1.5 oz shallots, thinly sliced
healthy pinch of saffron
1/2 lb smoked fish
1/3 cup parsley, leaves and stems separated
2 tablespoons heavy cream
salt/pepper to taste
Place fish stock, bay leaf and potatoes into a small saucepan. Bring to a boil. Cover pot and let simmer to cook the potatoes.
Meanwhile, take a larger saucepan [wide bottom is good, this will be the pot you assemble the soup in], melt the butter and add the shallots and saffron. Sautée the shallots at a low temperature until they are soft and translucent. When done, scrape out the shallot mixture into a small holding bowl.
While the shallots are wilting, warm milk with parsley stems.
By now the potatoes should be done. Strain the potatoes letting the fish stock drain into the larger saucepan. Place large chunks of the smoked fish into the stock over medium low heat.

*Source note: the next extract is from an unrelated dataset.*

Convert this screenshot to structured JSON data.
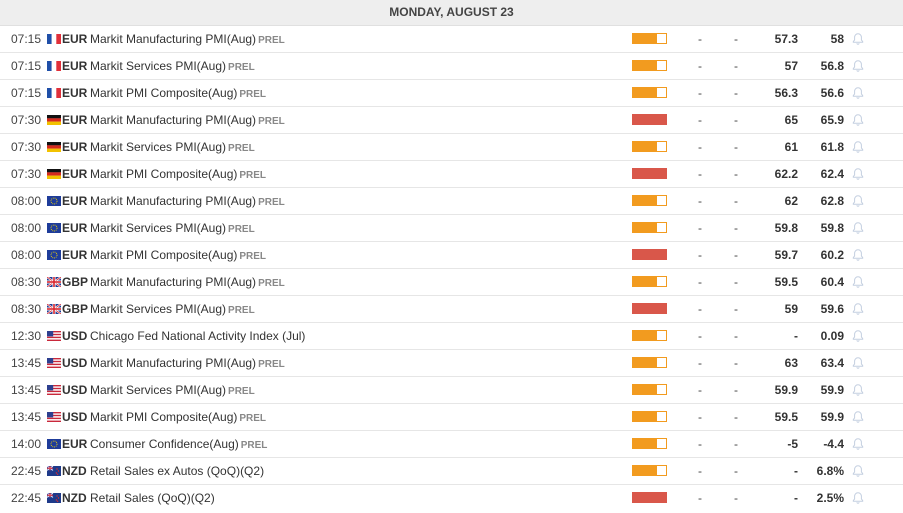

Put the potatoes back into their original pan, add the shallots and mash the ingredients.
Remove the fish when it is warmed through assuming it is already cooked, remove when it is fully cooked. Store on a plate covered.
Add the mashed potato and strained milk to the fish stock. Finely chop the parsley and add to the soup. Cook soup over low heat for ten minutes, tasting to adjust the salt and pepper. Using a blender or immersion blender, blend the mixture into a smooth soup. Crumble and add the fish and cream. Let simmer for 5 more minutes. Serve in warmed bowls.
Serves 4 as first course, 2 as main.
This was wonderful but isn't everyday food. In the future, I would increase the amount of potato and decrease the butter. The finishing cream is totally decadent and could be eliminated completely. And finally, it might be possible to change the stock/milk ratio to 3:1.
But for a special occasion, I would make it again as above.